The answer is , quite simply, the way the shop conducted its business.
After selecting the books I wanted to buy, I had to go through Foyles’ amazingly inefficient process for paying for them. First I had to queue at one counter where an assistant wrote out a ticket for each book I wanted to buy.
Next, with tickets in hand, I would have to line up to pay at a wooden cash booth. Cash or guaranteed cheques only. No credit cards.
Then once I had had the ‘honour’ of handing my hard-earned money over to Foyles, I was required to join the queue for the original counter. I would finally be given my books.
This stupid system wasn’t helped by the sneering attitude of the staff. They seemed to thoroughly enjoy waiting for American tourists to stand for ages in the queues and then tell them that Foyles did not accept credit cards.
After witnessing one such incident, I finally decided that Foyles did not deserve my custom. That decision has probably cost Foyles thousands of pounds in revenue from just me over the years.
Foyles’ crazy system meant that although it couldn’t afford credit card processing fees, it could afford to employ two people to do the job more slowly than one person!
I wasn’t prepared to waste my time with their stupidity.
At this point, the comments section will no doubt fill with comments telling me that the old lady who ran Foyles has died and that her descendants who took over have revamped the business model ( and moved the store a few doors down the road).
But the point is that Foyles’ past business model has created such a Pavlovian response in me that I just don’t go in there – or the new branches on the South Bank and St Pancras International Station.
And I don’t need to.
Its massive range of books is far larger than Foyles. I can read reviews and read pages within the books. What’s more, its Kindle e-reader means that I can download books in seconds and don’t have to buy shelves to store them. Brilliant!
The lesson is that customers will move from where they receive a consistently bad experience to those businesses where they receive a good experience and feel valued.
Are there any parts of your business model that are driving customers away from your business?
A common problem that dissuades customers from buying is the design of some online shopping carts. When I’m ording an product, I want to know what the full price I’m going to pay is, including postage and packing. Usually the website puts me on notice that there could be delivery charges by telling that there’s free delivery if I spend over a certain amount.

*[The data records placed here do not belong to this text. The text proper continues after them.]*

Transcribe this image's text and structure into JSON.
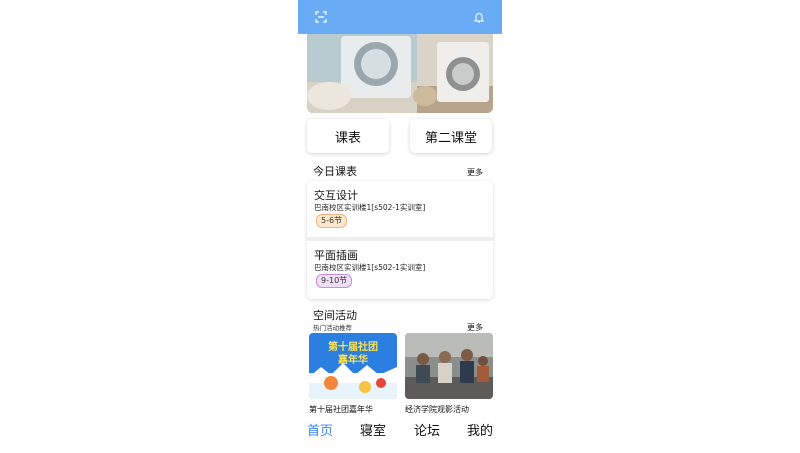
{
  "topbar": {
    "color": "#6aabf5",
    "left_icon": "scan-icon",
    "right_icon": "bell-icon"
  },
  "buttons": {
    "schedule": "课表",
    "second_class": "第二课堂"
  },
  "today": {
    "title": "今日课表",
    "more": "更多",
    "courses": [
      {
        "name": "交互设计",
        "location": "巴南校区实训楼1[s502-1实训室]",
        "period": "5-6节"
      },
      {
        "name": "平面插画",
        "location": "巴南校区实训楼1[s502-1实训室]",
        "period": "9-10节"
      }
    ]
  },
  "activities": {
    "title": "空间活动",
    "subtitle": "热门活动推荐",
    "more": "更多",
    "items": [
      {
        "caption": "第十届社团嘉年华",
        "poster_text": "第十届社团嘉年华"
      },
      {
        "caption": "经济学院观影活动"
      }
    ]
  },
  "nav": {
    "home": "首页",
    "dorm": "寝室",
    "forum": "论坛",
    "mine": "我的",
    "active_color": "#3b82f6"
  }
}
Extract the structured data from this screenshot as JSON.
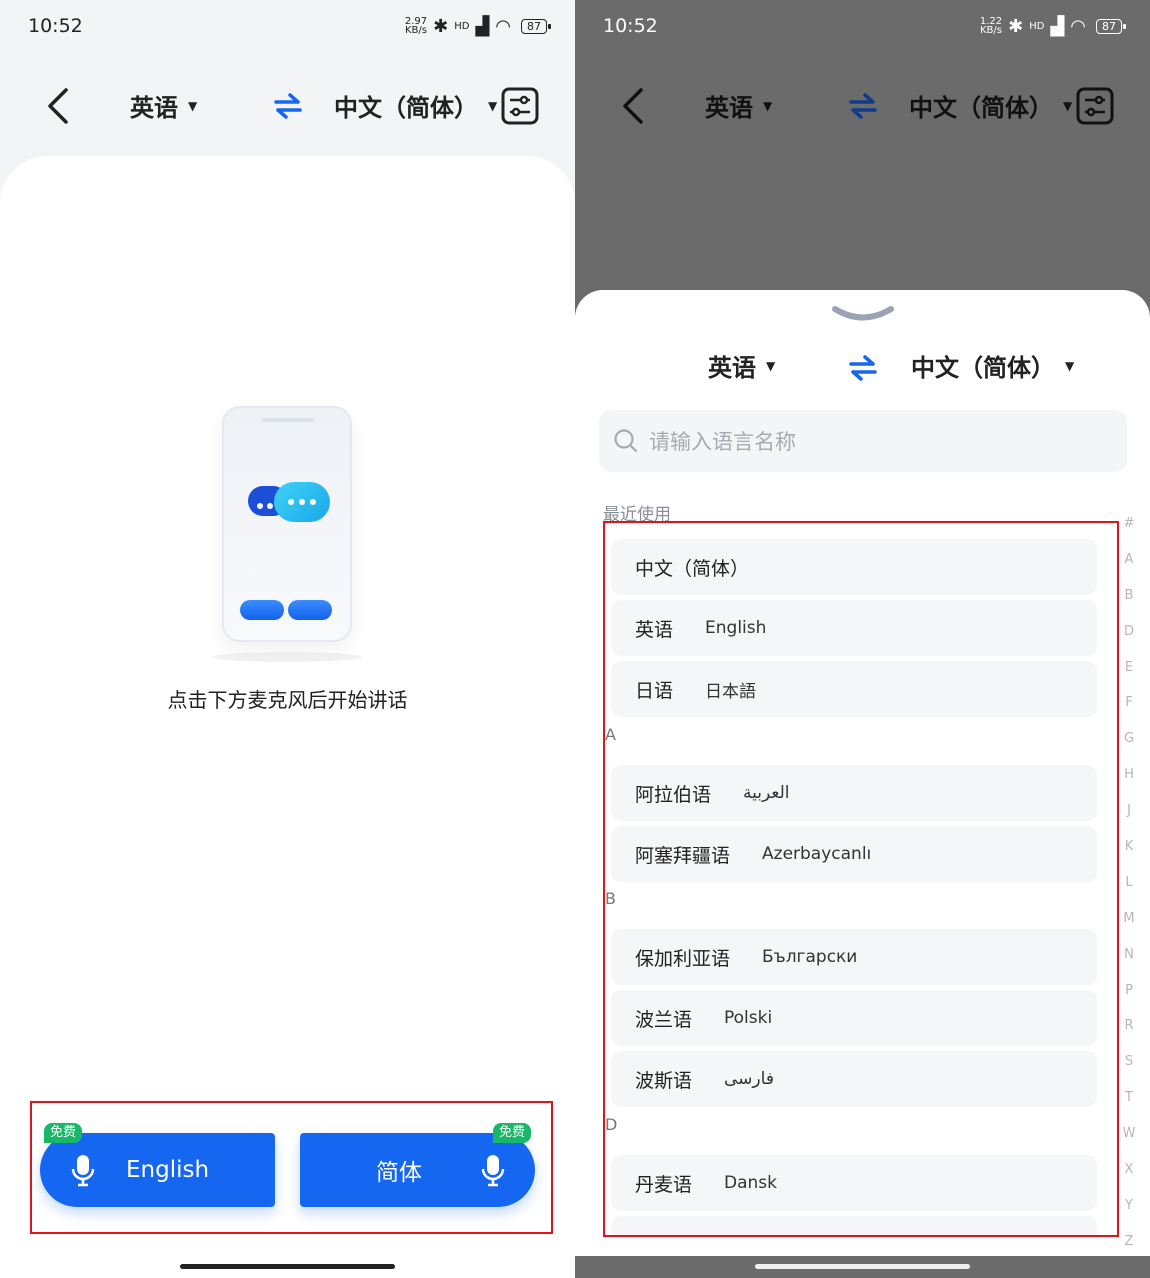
{
  "left": {
    "status": {
      "time": "10:52",
      "speed_value": "2.97",
      "speed_unit": "KB/s",
      "network": "HD",
      "battery": "87"
    },
    "header": {
      "source_lang": "英语",
      "target_lang": "中文（简体）"
    },
    "hint": "点击下方麦克风后开始讲话",
    "mic_buttons": [
      {
        "label": "English",
        "badge": "免费"
      },
      {
        "label": "简体",
        "badge": "免费"
      }
    ]
  },
  "right": {
    "status": {
      "time": "10:52",
      "speed_value": "1.22",
      "speed_unit": "KB/s",
      "network": "HD",
      "battery": "87"
    },
    "header": {
      "source_lang": "英语",
      "target_lang": "中文（简体）"
    },
    "sheet": {
      "source_lang": "英语",
      "target_lang": "中文（简体）",
      "search_placeholder": "请输入语言名称",
      "recent_label": "最近使用",
      "recent": [
        {
          "name": "中文（简体）",
          "native": ""
        },
        {
          "name": "英语",
          "native": "English"
        },
        {
          "name": "日语",
          "native": "日本語"
        }
      ],
      "sections": [
        {
          "letter": "A",
          "items": [
            {
              "name": "阿拉伯语",
              "native": "العربية"
            },
            {
              "name": "阿塞拜疆语",
              "native": "Azerbaycanlı"
            }
          ]
        },
        {
          "letter": "B",
          "items": [
            {
              "name": "保加利亚语",
              "native": "Български"
            },
            {
              "name": "波兰语",
              "native": "Polski"
            },
            {
              "name": "波斯语",
              "native": "فارسی"
            }
          ]
        },
        {
          "letter": "D",
          "items": [
            {
              "name": "丹麦语",
              "native": "Dansk"
            }
          ]
        }
      ],
      "index_letters": [
        "#",
        "A",
        "B",
        "D",
        "E",
        "F",
        "G",
        "H",
        "J",
        "K",
        "L",
        "M",
        "N",
        "P",
        "R",
        "S",
        "T",
        "W",
        "X",
        "Y",
        "Z"
      ]
    }
  },
  "colors": {
    "accent": "#1566f0",
    "badge": "#19b868",
    "highlight_frame": "#e1141c"
  }
}
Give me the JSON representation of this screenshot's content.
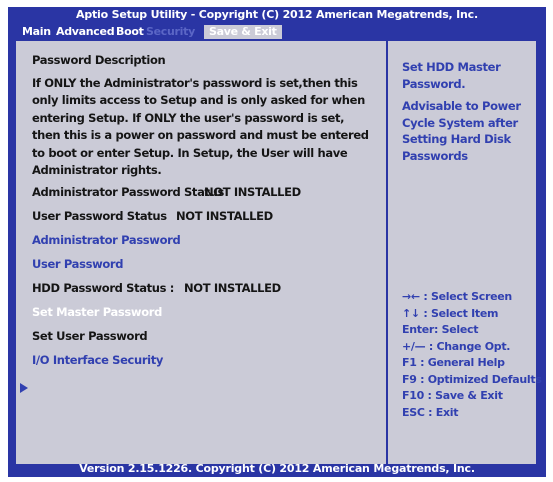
{
  "header": {
    "title": "Aptio Setup Utility - Copyright (C) 2012 American Megatrends, Inc."
  },
  "tabs": [
    {
      "label": "Main"
    },
    {
      "label": "Advanced"
    },
    {
      "label": "Boot"
    },
    {
      "label": "Security"
    },
    {
      "label": "Save & Exit"
    }
  ],
  "left": {
    "password_description_heading": "Password Description",
    "password_description_text": "If ONLY the Administrator's password is set,then this only limits access to Setup and is only asked for when entering Setup. If ONLY the user's password is set, then this is a power on password and must be entered to boot or enter Setup. In Setup, the User will have Administrator rights.",
    "admin_status_label": "Administrator Password Status",
    "admin_status_value": "NOT INSTALLED",
    "user_status_label": "User Password Status",
    "user_status_value": "NOT INSTALLED",
    "admin_password": "Administrator Password",
    "user_password": "User Password",
    "hdd_status_label": "HDD Password Status :",
    "hdd_status_value": "NOT INSTALLED",
    "set_master_password": "Set Master Password",
    "set_user_password": "Set User Password",
    "io_interface_security": "I/O Interface Security"
  },
  "right": {
    "help_title": "Set HDD Master Password.",
    "help_text": "Advisable to Power Cycle System after Setting Hard Disk Passwords",
    "keys": [
      "→←    : Select Screen",
      "↑↓  : Select Item",
      "Enter: Select",
      "+/— : Change Opt.",
      "F1  : General Help",
      "F9  : Optimized Defaults",
      "F10 : Save & Exit",
      "ESC : Exit"
    ]
  },
  "footer": {
    "version": "Version 2.15.1226. Copyright (C) 2012 American Megatrends, Inc."
  },
  "colors": {
    "background_blue": "#2a35a4",
    "panel_gray": "#cbcbd7",
    "option_blue": "#3140b0"
  }
}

Sometimes there’s a link to the delivery charges. But what stops me dead in my tracks is if I have to fill in my personal and credit card details and before I the website will tell me what the delivery charges are. There’s an online bike shop that didn’t get my custom yesterday because it did this.
Don’t turn away customers from your small business without knowing it!